Statistical zealots

Yesterday my data sharing policy went a little bit viral. It hit the front page of Hacker News and was a trending repo on Github. I was reading the comments on Hacker News and came across this gem:

So, while I can imagine there are good Frequentists Statisticians out there, I insist that frequentism itself is bogus.

This is the extension of a long standing debate about the relative merits of frequentist and Bayesian statistical methods. It is interesting that I largely only see one side of the debate being played out these days. The Bayesian zealots have it in for the frequentists in a big way. The Hacker News comments are one example, but here are a [Yesterday my data sharing policy went a little bit viral. It hit the front page of Hacker News and was a trending repo on Github. I was reading the comments on Hacker News and came across this gem:

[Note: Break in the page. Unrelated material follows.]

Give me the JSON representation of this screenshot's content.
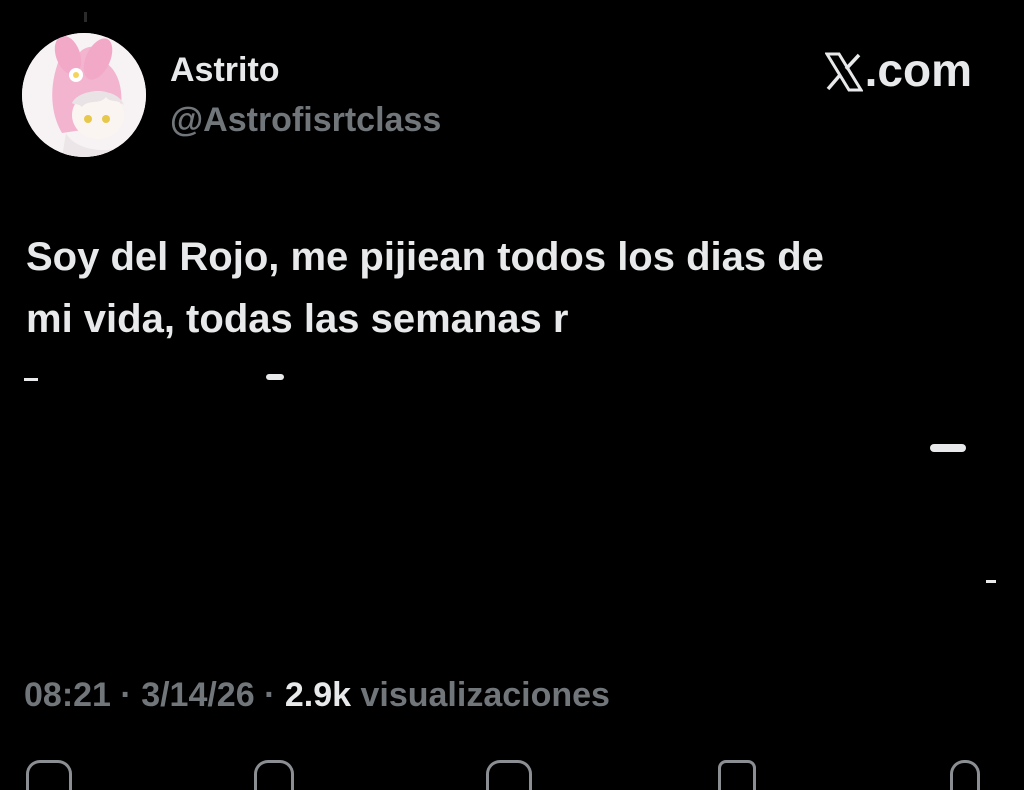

So, while I can imagine there are good Frequentists Statisticians out there, I insist that frequentism itself is bogus.

This is the extension of a long standing debate about the relative merits of frequentist and Bayesian statistical methods. It is interesting that I largely only see one side of the debate being played out these days. The Bayesian zealots have it in for the frequentists in a big way. The Hacker News comments are one example, but here are a](http://wmbriggs.com/blog/?p=5062) more. Interestingly, even the “popular geek press” is getting in the game.

I think it probably deserves a longer post but here are my thoughts on statistical zealotry:

  1. User effect »»»»»»»»> Philosophy effect. The person doing the statistics probably matters more than the statistical philosophy. I would prefer Andrew Gelman analyzed my data than a lot of frequentists. Similarly, I’d prefer that John Storey analyzed my data than a lot of Bayesians. 
  2. I agree with Noahpinion that this is likely mostly a philosophy battle than a real practical applications battle.
  3. I like Rob Kass’s idea that we should move away from frequentist vs. Bayesian to pragmatism. I think most real applied statisticians have already done this, if for no other reason than being pragmatic helps you get things done.
  4. Papers like this one that claim total victory for one side or the other all have one thing in common: they rarely use real data to verify their claims. The real world is messy and one approach never wins all the time.

My final thought on this matter is: never trust people with an agenda bearing extreme counterexamples.